“Your practice is among the elite group that has demonstrated its commitment to advancing quality in health care,” the National Committee for Quality Assurance wrote in announcing the PCM certification of UMC, which is operated by the College of Community Health Sciences.
NCQA recognition means medical practices have made a commitment to providing care that is patient-centered, accessible, continuous, comprehensive and focuses on quality. The PCMH model uses a care delivery team, led by a primary care physician, that delivers coordinated and integrated care and is proactive in providing preventive, wellness and chronic illness care – all with the patient at the center of the health care experience.
Research shows that the PCMH model builds better relationships between patients and their clinical care teams, improves quality of care, as well as the patient experience and staff satisfaction, and reduces health care costs. The PCMH has also been shown to help patients be more compliant and able to successfully manage chronic health conditions.
“This was a long time coming and a lot of work, and it matters because NCQA PCMH recognition improves patient care and reduces costs,” says Dr. Richard Streiffer, dean of CCHS. “In addition, the PCMH model is associated with happier staff and patients.”
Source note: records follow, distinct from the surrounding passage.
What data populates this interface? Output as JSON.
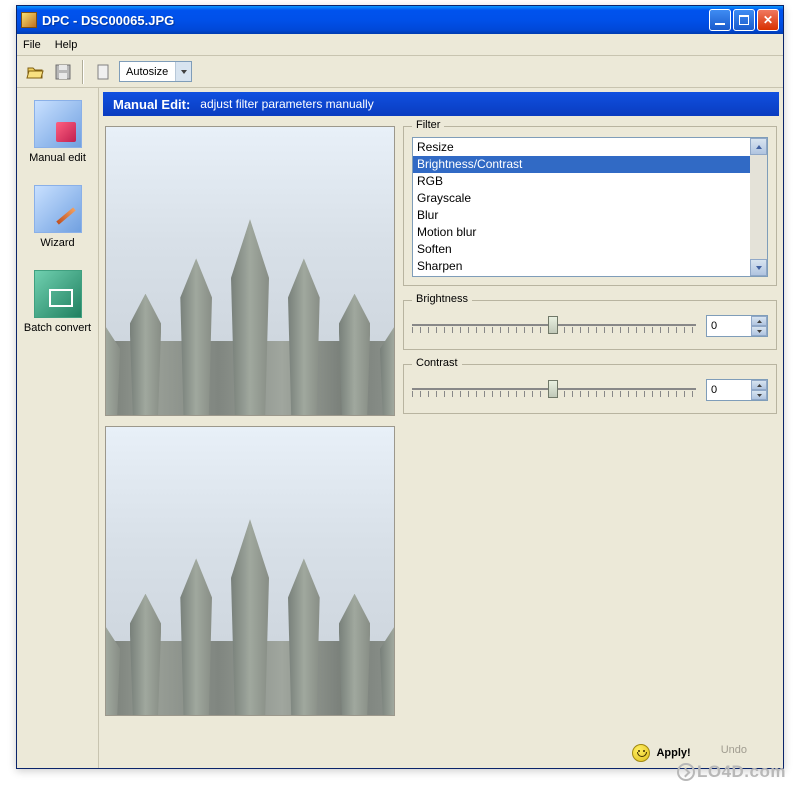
{
  "titlebar": {
    "title": "DPC - DSC00065.JPG"
  },
  "menu": {
    "file": "File",
    "help": "Help"
  },
  "toolbar": {
    "size_mode": "Autosize"
  },
  "sidebar": {
    "items": [
      {
        "label": "Manual edit"
      },
      {
        "label": "Wizard"
      },
      {
        "label": "Batch convert"
      }
    ]
  },
  "section": {
    "title": "Manual Edit:",
    "subtitle": "adjust filter parameters manually"
  },
  "filter_group": {
    "label": "Filter"
  },
  "filters": [
    "Resize",
    "Brightness/Contrast",
    "RGB",
    "Grayscale",
    "Blur",
    "Motion blur",
    "Soften",
    "Sharpen"
  ],
  "filter_selected_index": 1,
  "brightness": {
    "label": "Brightness",
    "value": "0"
  },
  "contrast": {
    "label": "Contrast",
    "value": "0"
  },
  "actions": {
    "apply": "Apply!",
    "undo": "Undo"
  },
  "watermark": "LO4D.com"
}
UMC is the largest community practice in West Alabama, with locations in Tuscaloosa, Northport and Demopolis. UMC provides primary care-focused health services in family medicine, internal medicine, pediatrics, women’s health, psychiatry, geriatrics, neurology and sports medicine. The PCM certification was received by UMC’s Tuscaloosa location on the UA campus for its family medicine and pediatric clinics.
NCQA recognition ranges from Level 1 to Level 3, which is the highest. UMC family medicine clinics received Level 3 PCMH recognition and its pediatric clinic received Level 2 recognition. The levels require meeting such benchmarks as: enhancing access to care and continuity of care; identifying and managing patient populations; planning and managing care; providing self-care support and community resources; tracking and coordinating care; and measuring and improving performance.
These efforts translate to providing patients with reminders about chronic and preventive care needs, more regular health screenings, after-hours care, use of electronic health records to improve quality and efficiency of care and to monitor chronic diseases, and use of multiple communication channels, including web-based portals through which patients can request appointments and prescription refills.
“There are not many PCMHs in Alabama. We are one of only a small handful that I know of in the state,” Streiffer says.
Dr. Jane Weida, an associate professor in the College’s Department of Family, Internal, and Rural Medicine who led efforts to obtain PCMH recognition for UMC, believes the small number of recognized practices in Alabama stems from a lack of financial resources, especially for small and rural practices.
“It is very difficult for a small practice to achieve PCMH certification. We had a committee of about nine (people) that met every other week for two years,” Weida says. “It took thousands … of hours to do this. A small practice that is working full time on patient care simply doesn’t have the time to do it.”